Establish an oral hygiene routine. Good oral hygiene practices should start as soon as the first tooth appears. An infant's teeth should be wiped with a clean, damp washcloth each day. Starting at age 2, a brushing routine should be established using a soft-bristled, child-sized brush and just a smear of fluoride toothpaste. Children need help brushing until around age 6, when they have the dexterity to take over the job themselves — and learn to floss.
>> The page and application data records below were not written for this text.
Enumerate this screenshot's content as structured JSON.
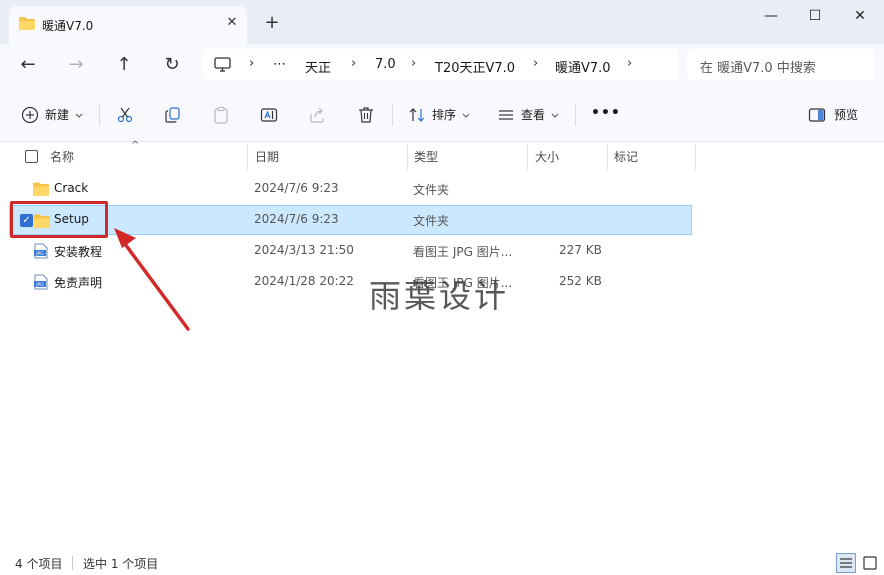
{
  "tab": {
    "title": "暖通V7.0",
    "close": "✕",
    "new_tab": "+"
  },
  "window": {
    "minimize": "—",
    "maximize": "☐",
    "close": "✕"
  },
  "nav": {
    "back": "←",
    "forward": "→",
    "up": "↑",
    "refresh": "↻"
  },
  "address": {
    "more": "⋯",
    "segments": [
      "天正",
      "7.0",
      "T20天正V7.0",
      "暖通V7.0"
    ],
    "separator": "›"
  },
  "search": {
    "placeholder": "在 暖通V7.0 中搜索"
  },
  "toolbar": {
    "new_label": "新建",
    "sort_label": "排序",
    "view_label": "查看",
    "more": "•••",
    "preview_label": "预览"
  },
  "columns": {
    "name": "名称",
    "date": "日期",
    "type": "类型",
    "size": "大小",
    "tags": "标记"
  },
  "files": [
    {
      "name": "Crack",
      "date": "2024/7/6 9:23",
      "type": "文件夹",
      "size": "",
      "icon": "folder-icon",
      "selected": false
    },
    {
      "name": "Setup",
      "date": "2024/7/6 9:23",
      "type": "文件夹",
      "size": "",
      "icon": "folder-icon",
      "selected": true
    },
    {
      "name": "安装教程",
      "date": "2024/3/13 21:50",
      "type": "看图王 JPG 图片...",
      "size": "227 KB",
      "icon": "jpg-file-icon",
      "selected": false
    },
    {
      "name": "免责声明",
      "date": "2024/1/28 20:22",
      "type": "看图王 JPG 图片...",
      "size": "252 KB",
      "icon": "jpg-file-icon",
      "selected": false
    }
  ],
  "watermark": "雨葉设计",
  "status": {
    "count": "4 个项目",
    "selected": "选中 1 个项目"
  },
  "colors": {
    "accent": "#2f6fd0",
    "selection": "#cce8ff",
    "annotation": "#d22a2a",
    "folder": "#f4c34a"
  }
}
Limit sugary drinks and snacks. Sugar is the favorite food of decay-causing oral bacteria. In the process of breaking down that sugar, the bacteria produce tooth-eroding acid. Too much exposure to this acid will leave a small hole, or cavity, in the tooth and create an entry point for the bacteria to reach deeper inside the tooth. Beverages that are sugary AND acidic, such as sodas and sports drinks, are particularly harmful.
Make sure your child sees the dentist regularly. Routine exams and cleanings are a must for good oral health. Even if your child is doing a good job maintaining an oral hygiene routine, there are places where bacterial plaque can build up beyond the reach of a toothbrush and floss. These areas require professional attention. We can also give your child an in-office fluoride treatment to strengthen enamel and reverse very early decay. In some cases, we will recommend dental sealants to smooth out the little grooves in a child's back teeth. This is a quick and easy in-office procedure that will keep out food debris and bacteria for years. And, of course, we can monitor your child's dental development.
If you have any questions about tooth decay or the development of your child's teeth, please contact us or schedule an appointment for a consultation. You can also learn more by reading the Dear Doctor magazine articles “Dentistry & Oral Health for Children” and “How to Help Your Child Develop the Best Habits for Oral Health.”
Caring for Your Child’s Oral Health
As a parent, of course the oral health of your young one is a major concern in addition to his general health. Learn more about dental care for children from Dr. M. S. Warshanna, DMD of Angel Dental Care, which is a pediatric dentistry Catonsville residents know and love. Dr. Warshanna wants parents to know how to care for your child's teeth so that she will reap the benefits of a beautiful, healthy smile for a lifetime.
The Importance of Pediatric Dentistry
Like pediatric medicine, pediatric dentistry is concerned with the general health and wellness of your child. It specifically deals with maintaining and treating the oral health of young people from the time they’re infants to their teen years. Many people, namely young people, don’t understand how poor oral health can affect them in other ways. For instance, gum disease has been found to be related to other ailments in the body, like heart disease complications.
Oral Health Concerns for Kids
Kids have a number of specific concerns when it comes to their teeth. Two of the most common issues Dr. Warshanna sees at his Catonsville pediatric dentistry are cavities and tooth infections. Children are notorious for their love of candy and sweets that eat away at the enamel of their teeth over time. Younger children sometimes develop issues with deformed teeth due to sucking their thumb. There's also juvenile periodontitis, which is an advanced form of gum disease that occurs in children. Though relatively rare, it is a condition that can lead to a number of problems for a child if it's left untreated.
Angel Dental Care - Just for Kids
Teach your child from a young age the importance of good oral care. There are three main things to remember:
- Brushing twice per day (at least two minutes each time)
- Flossing before bed (and after meals whenever possible)
- Regular visits to the dentist (at least twice per year)
Your “little angel” deserves the best when it comes to children’s dentist. Contact the Catonsville pediatric dentistry of Dr. M. S. Warshanna at http://www.angeldentalcare.com to schedule an appointment online.